### What you have to do
If a line of the listing contains the string "from", return that line.

### Supplied entries
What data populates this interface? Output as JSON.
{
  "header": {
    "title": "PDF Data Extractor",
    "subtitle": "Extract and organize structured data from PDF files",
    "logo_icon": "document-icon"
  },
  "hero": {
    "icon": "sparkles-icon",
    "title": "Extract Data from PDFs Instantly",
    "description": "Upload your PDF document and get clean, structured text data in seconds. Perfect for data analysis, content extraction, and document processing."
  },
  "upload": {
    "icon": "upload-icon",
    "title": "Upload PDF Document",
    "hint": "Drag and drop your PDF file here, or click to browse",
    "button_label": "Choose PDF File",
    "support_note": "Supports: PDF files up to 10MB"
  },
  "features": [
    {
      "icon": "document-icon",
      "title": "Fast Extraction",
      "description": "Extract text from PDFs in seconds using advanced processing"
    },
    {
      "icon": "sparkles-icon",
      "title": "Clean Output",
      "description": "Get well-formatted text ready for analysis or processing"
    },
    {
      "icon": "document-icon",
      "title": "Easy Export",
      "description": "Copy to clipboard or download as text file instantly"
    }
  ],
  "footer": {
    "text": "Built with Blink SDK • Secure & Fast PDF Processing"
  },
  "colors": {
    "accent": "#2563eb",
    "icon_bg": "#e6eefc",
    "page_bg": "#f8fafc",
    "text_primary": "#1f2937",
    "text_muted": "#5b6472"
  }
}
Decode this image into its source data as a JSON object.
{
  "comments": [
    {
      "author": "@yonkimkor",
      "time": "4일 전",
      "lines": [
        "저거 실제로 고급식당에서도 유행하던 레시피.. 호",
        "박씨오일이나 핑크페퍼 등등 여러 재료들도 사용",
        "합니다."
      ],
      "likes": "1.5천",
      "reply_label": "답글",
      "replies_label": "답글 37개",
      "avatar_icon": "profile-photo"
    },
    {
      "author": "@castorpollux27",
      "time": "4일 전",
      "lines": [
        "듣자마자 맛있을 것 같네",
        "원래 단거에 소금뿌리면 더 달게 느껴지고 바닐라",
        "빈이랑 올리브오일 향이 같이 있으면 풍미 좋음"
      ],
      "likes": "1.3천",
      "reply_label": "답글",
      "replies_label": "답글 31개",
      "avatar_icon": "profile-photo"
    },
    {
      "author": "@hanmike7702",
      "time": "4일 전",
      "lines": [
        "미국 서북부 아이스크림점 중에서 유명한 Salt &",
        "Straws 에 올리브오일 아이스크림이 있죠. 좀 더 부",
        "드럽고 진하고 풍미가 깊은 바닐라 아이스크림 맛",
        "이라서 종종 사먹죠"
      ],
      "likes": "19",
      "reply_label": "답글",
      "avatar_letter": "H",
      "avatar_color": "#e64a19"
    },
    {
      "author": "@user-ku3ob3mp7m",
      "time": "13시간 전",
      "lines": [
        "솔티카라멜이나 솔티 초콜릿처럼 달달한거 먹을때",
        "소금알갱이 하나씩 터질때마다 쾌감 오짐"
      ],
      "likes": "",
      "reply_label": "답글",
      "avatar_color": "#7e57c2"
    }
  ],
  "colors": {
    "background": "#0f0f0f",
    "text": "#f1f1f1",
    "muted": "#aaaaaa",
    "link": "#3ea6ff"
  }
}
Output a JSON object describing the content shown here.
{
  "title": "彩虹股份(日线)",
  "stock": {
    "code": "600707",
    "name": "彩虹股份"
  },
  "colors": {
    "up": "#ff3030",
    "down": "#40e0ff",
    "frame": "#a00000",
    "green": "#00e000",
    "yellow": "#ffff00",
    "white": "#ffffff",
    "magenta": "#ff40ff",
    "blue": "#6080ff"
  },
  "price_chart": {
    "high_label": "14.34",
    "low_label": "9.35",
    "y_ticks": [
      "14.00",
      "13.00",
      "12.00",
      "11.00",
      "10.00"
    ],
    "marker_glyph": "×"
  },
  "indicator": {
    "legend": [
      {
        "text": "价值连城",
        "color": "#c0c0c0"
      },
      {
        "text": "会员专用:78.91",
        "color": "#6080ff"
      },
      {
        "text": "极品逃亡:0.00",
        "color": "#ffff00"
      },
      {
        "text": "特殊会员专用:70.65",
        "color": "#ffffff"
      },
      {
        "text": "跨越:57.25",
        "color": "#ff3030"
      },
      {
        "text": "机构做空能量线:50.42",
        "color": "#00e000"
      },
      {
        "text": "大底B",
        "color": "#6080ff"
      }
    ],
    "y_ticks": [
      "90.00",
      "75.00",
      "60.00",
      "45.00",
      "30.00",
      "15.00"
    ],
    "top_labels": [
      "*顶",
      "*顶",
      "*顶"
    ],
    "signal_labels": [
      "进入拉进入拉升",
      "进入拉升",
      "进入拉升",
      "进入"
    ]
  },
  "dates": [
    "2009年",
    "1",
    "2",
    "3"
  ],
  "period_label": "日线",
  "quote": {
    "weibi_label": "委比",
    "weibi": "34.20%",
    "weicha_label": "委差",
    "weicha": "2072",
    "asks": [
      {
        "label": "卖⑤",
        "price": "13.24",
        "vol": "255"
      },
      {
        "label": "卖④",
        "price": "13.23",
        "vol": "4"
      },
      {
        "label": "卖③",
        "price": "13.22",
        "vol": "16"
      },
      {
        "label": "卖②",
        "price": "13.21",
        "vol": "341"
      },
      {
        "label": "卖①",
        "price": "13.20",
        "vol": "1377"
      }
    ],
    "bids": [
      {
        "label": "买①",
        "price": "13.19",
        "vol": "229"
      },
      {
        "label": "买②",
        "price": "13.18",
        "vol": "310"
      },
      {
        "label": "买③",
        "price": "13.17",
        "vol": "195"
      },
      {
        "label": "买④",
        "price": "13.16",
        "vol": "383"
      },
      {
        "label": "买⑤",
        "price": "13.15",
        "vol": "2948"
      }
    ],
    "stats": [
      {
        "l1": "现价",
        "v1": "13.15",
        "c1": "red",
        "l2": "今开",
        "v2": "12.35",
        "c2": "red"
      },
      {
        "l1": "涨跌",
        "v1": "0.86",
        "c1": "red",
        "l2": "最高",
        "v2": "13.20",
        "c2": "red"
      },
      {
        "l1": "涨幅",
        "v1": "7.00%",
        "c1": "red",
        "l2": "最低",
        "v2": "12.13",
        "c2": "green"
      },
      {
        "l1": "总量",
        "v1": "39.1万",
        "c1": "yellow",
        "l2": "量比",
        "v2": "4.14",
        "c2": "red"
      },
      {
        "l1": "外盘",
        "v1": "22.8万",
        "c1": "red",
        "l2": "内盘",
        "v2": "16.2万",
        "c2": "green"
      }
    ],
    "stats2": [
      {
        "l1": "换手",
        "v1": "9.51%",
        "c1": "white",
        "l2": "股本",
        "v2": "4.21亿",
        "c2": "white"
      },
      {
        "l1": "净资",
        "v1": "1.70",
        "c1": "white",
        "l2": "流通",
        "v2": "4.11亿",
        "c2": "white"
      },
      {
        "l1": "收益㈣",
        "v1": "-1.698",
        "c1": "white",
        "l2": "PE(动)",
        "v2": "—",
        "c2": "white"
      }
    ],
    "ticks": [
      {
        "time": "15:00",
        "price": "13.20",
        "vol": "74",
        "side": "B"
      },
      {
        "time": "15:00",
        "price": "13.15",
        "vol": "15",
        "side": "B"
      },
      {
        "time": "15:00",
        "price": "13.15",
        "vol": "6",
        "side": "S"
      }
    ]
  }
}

### Output for this task
    "subtitle": "Extract and organize structured data from PDF files",
    "title": "Extract Data from PDFs Instantly",
      "description": "Extract text from PDFs in seconds using advanced processing"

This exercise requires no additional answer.